Department of English Language and Literature
Something sets us looking for a place: Poetry of Jennifer Wong and Sarah Howe
As the founding co-editor of Cha: An Asian Literary Journal, the first Hong Kong-based online literary journal, I have had the opportunity to read many submissions centring on the Hong Kong experience since the magazine was established in 2007. In the wake of Hong Kong’s handover, the question of Hong Kong and the idea of ‘home’ has acquired new significance, an issue that I will explore through a reading of selected poetry by two female Hong Kong writers who published their work after 2010. I have selected these particular writers for several reasons. Firstly, though nearly two decades have elapsed since the 1997 handover, the spectre of Hong Kong’s colonial past still haunts the city, and there is a need to explore the extent to which this historical background continues to preoccupy recent writing about the city. Secondly, in choosing texts by female writers, we can locate a revisionist gendered reading of the city, as writers turn their back on earlier sexualised and exoticised narratives of Hong Kong, exemplified by novels such as Richard Mason’s The World of Suzie Wong (1957) – a text that ‘eclipses every other novel or film that has ever been set in Hong Kong’ (Lee 89) – and which emphasises a white male-oriented perspective and ethos. Thirdly, I would like to contemplate the definition of ‘Hong Kong’ and its ownership in the literary imagination – who is a ‘Hong Kong writer’ and who is not?
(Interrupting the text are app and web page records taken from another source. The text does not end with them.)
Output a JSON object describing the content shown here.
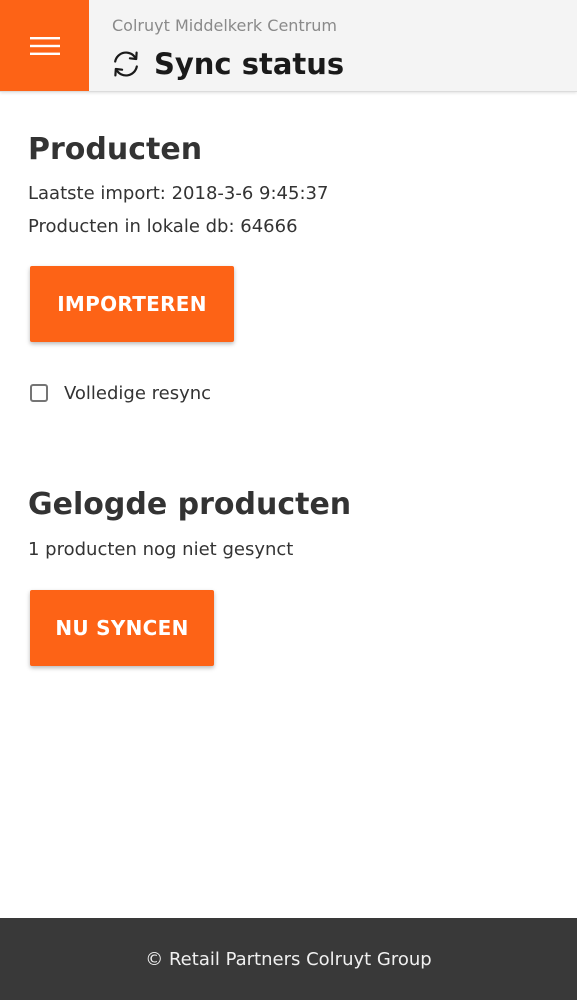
{
  "header": {
    "store_name": "Colruyt Middelkerk Centrum",
    "title": "Sync status",
    "menu_icon": "hamburger-menu-icon",
    "title_icon": "sync-icon"
  },
  "products": {
    "title": "Producten",
    "last_import": "Laatste import: 2018-3-6 9:45:37",
    "local_db_count": "Producten in lokale db: 64666",
    "import_button_label": "IMPORTEREN",
    "full_resync_label": "Volledige resync",
    "full_resync_checked": false
  },
  "logged_products": {
    "title": "Gelogde producten",
    "status": "1 producten nog niet gesynct",
    "sync_button_label": "NU SYNCEN"
  },
  "footer": {
    "text": "© Retail Partners Colruyt Group"
  },
  "colors": {
    "accent": "#fd6316",
    "header_bg": "#f4f4f4",
    "footer_bg": "#393939"
  }
}
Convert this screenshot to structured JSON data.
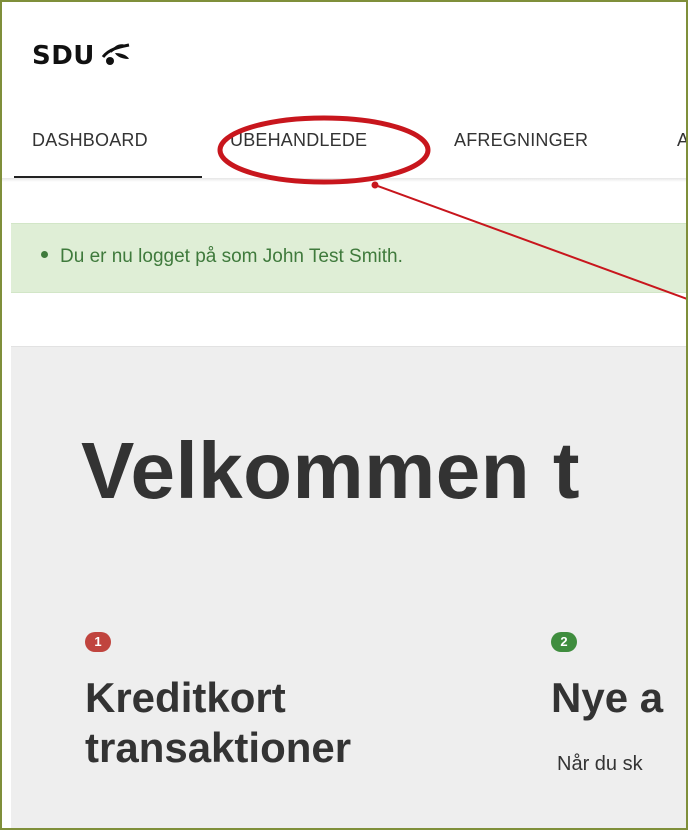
{
  "logo": {
    "text": "SDU",
    "icon": "sdu-olive-branch-icon"
  },
  "nav": {
    "items": [
      {
        "label": "DASHBOARD",
        "active": true
      },
      {
        "label": "UBEHANDLEDE",
        "active": false
      },
      {
        "label": "AFREGNINGER",
        "active": false
      },
      {
        "label": "A",
        "active": false
      }
    ]
  },
  "alert": {
    "message": "Du er nu logget på som John Test Smith."
  },
  "hero": {
    "title": "Velkommen t",
    "cards": [
      {
        "badge": "1",
        "title_line1": "Kreditkort",
        "title_line2": "transaktioner"
      },
      {
        "badge": "2",
        "title_line1": "Nye a",
        "desc": "Når du sk"
      }
    ]
  },
  "colors": {
    "alert_bg": "#dfeed6",
    "alert_text": "#3f7a3c",
    "badge_red": "#c0443e",
    "badge_green": "#3f8d3e",
    "annotation_red": "#c8161d",
    "frame_border": "#7f8f3a"
  }
}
In this discussion, the focus is on the second poetry collection by Jennifer Wong, Goldfish (2013), which includes a number of poems on Hong Kong and Sarah Howe’s award-winning debut collection Loop of Jade (2015), which features works inspired by the city, where she spent part of her childhood. For someone who left Hong Kong at a young age, such as Howe, or later in life, as did Wong, is it possible to see the city in terms that transcend nostalgic remembrance and myth? What does it mean for the expat to turn towards ‘the fragrant city’? What does it mean for the immigrant from the city to still turn ‘always home’ (Howe Loop of Jade 5)?
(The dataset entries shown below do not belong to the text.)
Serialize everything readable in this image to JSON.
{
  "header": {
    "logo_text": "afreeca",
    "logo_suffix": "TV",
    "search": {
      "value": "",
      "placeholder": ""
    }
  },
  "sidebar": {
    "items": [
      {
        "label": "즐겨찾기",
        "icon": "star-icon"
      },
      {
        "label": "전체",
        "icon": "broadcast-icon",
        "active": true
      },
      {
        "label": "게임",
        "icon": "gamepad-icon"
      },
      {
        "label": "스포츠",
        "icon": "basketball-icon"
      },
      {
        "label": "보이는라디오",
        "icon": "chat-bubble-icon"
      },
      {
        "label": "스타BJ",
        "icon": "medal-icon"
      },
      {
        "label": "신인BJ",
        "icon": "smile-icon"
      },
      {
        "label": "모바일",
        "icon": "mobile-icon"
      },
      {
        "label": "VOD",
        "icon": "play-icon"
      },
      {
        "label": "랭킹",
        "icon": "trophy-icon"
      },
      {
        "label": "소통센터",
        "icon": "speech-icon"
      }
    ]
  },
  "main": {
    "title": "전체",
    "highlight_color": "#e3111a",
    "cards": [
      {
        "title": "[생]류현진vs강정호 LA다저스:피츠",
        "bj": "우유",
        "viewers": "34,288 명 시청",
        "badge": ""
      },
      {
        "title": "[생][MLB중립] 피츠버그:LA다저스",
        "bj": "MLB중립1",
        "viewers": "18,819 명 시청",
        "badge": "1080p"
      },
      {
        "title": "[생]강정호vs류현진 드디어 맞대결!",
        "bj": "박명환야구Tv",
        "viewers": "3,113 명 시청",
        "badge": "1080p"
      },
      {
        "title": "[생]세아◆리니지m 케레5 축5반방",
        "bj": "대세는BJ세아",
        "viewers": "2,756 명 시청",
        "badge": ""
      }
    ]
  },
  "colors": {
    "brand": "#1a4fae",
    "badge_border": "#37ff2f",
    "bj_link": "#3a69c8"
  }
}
Source Publication Title
Taylor & Francis
Link to Publisher's Edition
Ho, Tammy Lai-Ming. "Something sets us looking for a place: Poetry of Jennifer Wong and Sarah Howe." Wasafiri 32.3 (2017): 41-45.